REFERENCES

  1. Nicole, W. PFOA and Cancer in a Highly Exposed Community: New Findings from the C8 Science Panel. Environ Health Perspect. 2013 Nov-Dec; 121(11-12): A340.
    https://www.ncbi.nlm.nih.gov/pmc/articles/PMC3855507/
  2. Canaries in the Kitchen: EWG finds heated Teflon pans can turn toxic faster than DuPont claims. Environmental Working Group. May 15, 2003.
    https://www.ewg.org/research/canaries-kitchen
  3. Betty Gold and Amanda Schaffer. Is Nonstick Cookware Safe? Here’s Everything You Need to Know, According to Experts. Good Housekeeping Institute, May 20, 2019.
    https://www.goodhousekeeping.com/cooking-tools/cookware-reviews/a17426/nonstick-cookware-safety-facts/
  4. Bilbrey, J. BPA-Free Plastic Containers May Be Just as Hazardous. Scientific American. Aug. 11, 2014.
    https://www.scientificamerican.com/article/bpa-free-plastic-containers-may-be-just-as-hazardous/
  5. Kitamura, S., et al. 2005. Comparative study of the endocrine-disrupting activity of bisphenol A and 19 related compounds. Toxicol Sci 84(2):249-259.
    https://www.ncbi.nlm.nih.gov/pubmed/15635150
  6. Liao, C. and Kannan, K. Widespread occurrence of bisphenol A in paper and paper products: implications for human exposure. Environ Sci Technol. 2011 Nov 1;45(21):9372-9.
    https://www.ncbi.nlm.nih.gov/pubmed/21939283
  7. Facts About Formaldehyde
    https://www.epa.gov/formaldehyde/facts-about-formaldehyde
  8. World Health Organization: Dioxins and Their Effects on Human Health
    https://www.who.int/news-room/fact-sheets/detail/dioxins-and-their-effects-on-human-health
  9. Konieczna A,, Rutkowska A., and Rachoń D. Health risk of exposure to Bisphenol A (BPA). Rocz Panstw Zakl Hig. 2015;66(1):5-11.
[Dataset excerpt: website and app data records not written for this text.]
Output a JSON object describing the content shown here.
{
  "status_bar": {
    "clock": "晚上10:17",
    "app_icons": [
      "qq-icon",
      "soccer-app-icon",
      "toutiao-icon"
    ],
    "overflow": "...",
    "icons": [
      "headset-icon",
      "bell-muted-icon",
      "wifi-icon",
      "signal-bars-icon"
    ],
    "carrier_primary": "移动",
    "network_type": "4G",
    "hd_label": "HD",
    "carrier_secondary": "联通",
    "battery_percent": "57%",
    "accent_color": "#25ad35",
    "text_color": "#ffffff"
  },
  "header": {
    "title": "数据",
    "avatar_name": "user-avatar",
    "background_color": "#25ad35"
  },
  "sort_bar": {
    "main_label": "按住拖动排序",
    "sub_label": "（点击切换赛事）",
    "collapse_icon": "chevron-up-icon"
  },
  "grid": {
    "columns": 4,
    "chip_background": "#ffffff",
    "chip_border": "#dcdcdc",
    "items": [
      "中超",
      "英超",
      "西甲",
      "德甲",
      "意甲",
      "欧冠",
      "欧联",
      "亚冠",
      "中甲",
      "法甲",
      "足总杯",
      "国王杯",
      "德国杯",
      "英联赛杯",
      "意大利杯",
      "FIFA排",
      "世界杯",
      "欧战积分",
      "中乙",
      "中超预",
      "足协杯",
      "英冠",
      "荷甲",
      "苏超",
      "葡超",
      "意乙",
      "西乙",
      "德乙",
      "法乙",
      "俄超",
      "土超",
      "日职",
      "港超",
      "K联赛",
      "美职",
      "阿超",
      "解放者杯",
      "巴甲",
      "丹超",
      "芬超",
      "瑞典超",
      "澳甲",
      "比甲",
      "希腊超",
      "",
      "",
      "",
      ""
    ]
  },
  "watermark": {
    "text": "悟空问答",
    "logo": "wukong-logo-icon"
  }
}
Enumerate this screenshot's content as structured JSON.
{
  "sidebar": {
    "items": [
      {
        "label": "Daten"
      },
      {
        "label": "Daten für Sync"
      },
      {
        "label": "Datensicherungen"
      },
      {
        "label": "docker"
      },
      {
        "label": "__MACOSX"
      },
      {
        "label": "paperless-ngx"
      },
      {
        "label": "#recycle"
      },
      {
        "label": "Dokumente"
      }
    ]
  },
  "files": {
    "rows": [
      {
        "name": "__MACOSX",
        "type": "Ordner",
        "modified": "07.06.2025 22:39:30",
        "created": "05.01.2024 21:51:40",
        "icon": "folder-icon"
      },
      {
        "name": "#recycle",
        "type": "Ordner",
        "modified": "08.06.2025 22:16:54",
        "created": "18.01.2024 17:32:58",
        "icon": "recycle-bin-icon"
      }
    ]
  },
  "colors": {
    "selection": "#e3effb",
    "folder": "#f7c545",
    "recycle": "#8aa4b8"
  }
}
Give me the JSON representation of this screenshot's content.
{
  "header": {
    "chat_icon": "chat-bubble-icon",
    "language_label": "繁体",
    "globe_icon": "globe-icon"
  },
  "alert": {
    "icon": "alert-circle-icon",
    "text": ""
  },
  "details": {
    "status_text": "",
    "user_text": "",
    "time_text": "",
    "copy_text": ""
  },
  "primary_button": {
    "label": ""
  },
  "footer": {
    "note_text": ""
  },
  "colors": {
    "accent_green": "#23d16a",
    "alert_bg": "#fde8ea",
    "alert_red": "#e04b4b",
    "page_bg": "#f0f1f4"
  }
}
    https://www.ncbi.nlm.nih.gov/pubmed/25813067
  10. Weil, A. Is Plastic Wrap Safe? Jan. 31, 2013.
    https://www.drweil.com/health-wellness/balanced-living/healthy-living/is-plastic-wrap-safe/
  11. Department of Environmental Health Risk Science Center, University of Cincinnati. Toxicity Review for Bis(2-ethylhexyl) Adipate (DEHA). Aug. 8, 2018.
    https://www.cpsc.gov/s3fs-public/Toxicity%20Review%20of%20DEHA.pdf?TSiSSb20aUy68dV0qk1AllBUrIaPFSaE
  12. Evans, S., Campbell, C. and O. Naidenko. Cumulative risk analysis of carcinogenic contaminants in United States drinking water. Heliyon. Volume 5, Issue 9, Sept. 1, 2019.
    https://www.cell.com/heliyon/fulltext/S2405-8440(19)35974-2?_returnURL=https%3A%2F%2Flinkinghub.elsevier.com%2Fretrieve%2Fpii%2FS2405844019359742%3Fshowall%3Dtrue
  13. National Cancer Institute: Arsenic.
    https://www.cancer.gov/about-cancer/causes-prevention/risk/substances/arsenic
  14. Illinois Department of Public Health Fact Sheet: Radium in Drinking Water. Jan. 2008.
    http://www.idph.state.il.us/envhealth/factsheets/radium.htm
  15. Lead in U.S. Drinking Water
    https://www.sciline.org/evidence-blog/lead-drinking-water
  16. World Health Organization: Lead Poisoning and Health
    https://www.who.int/news-room/fact-sheets/detail/lead-poisoning-and-health
  17. The Dirty Secret of Government Drinking Water Standards. Oct. 2019.
    https://www.ewg.org/tapwater/state-of-american-drinking-water.php

image of kitchen via depositphotos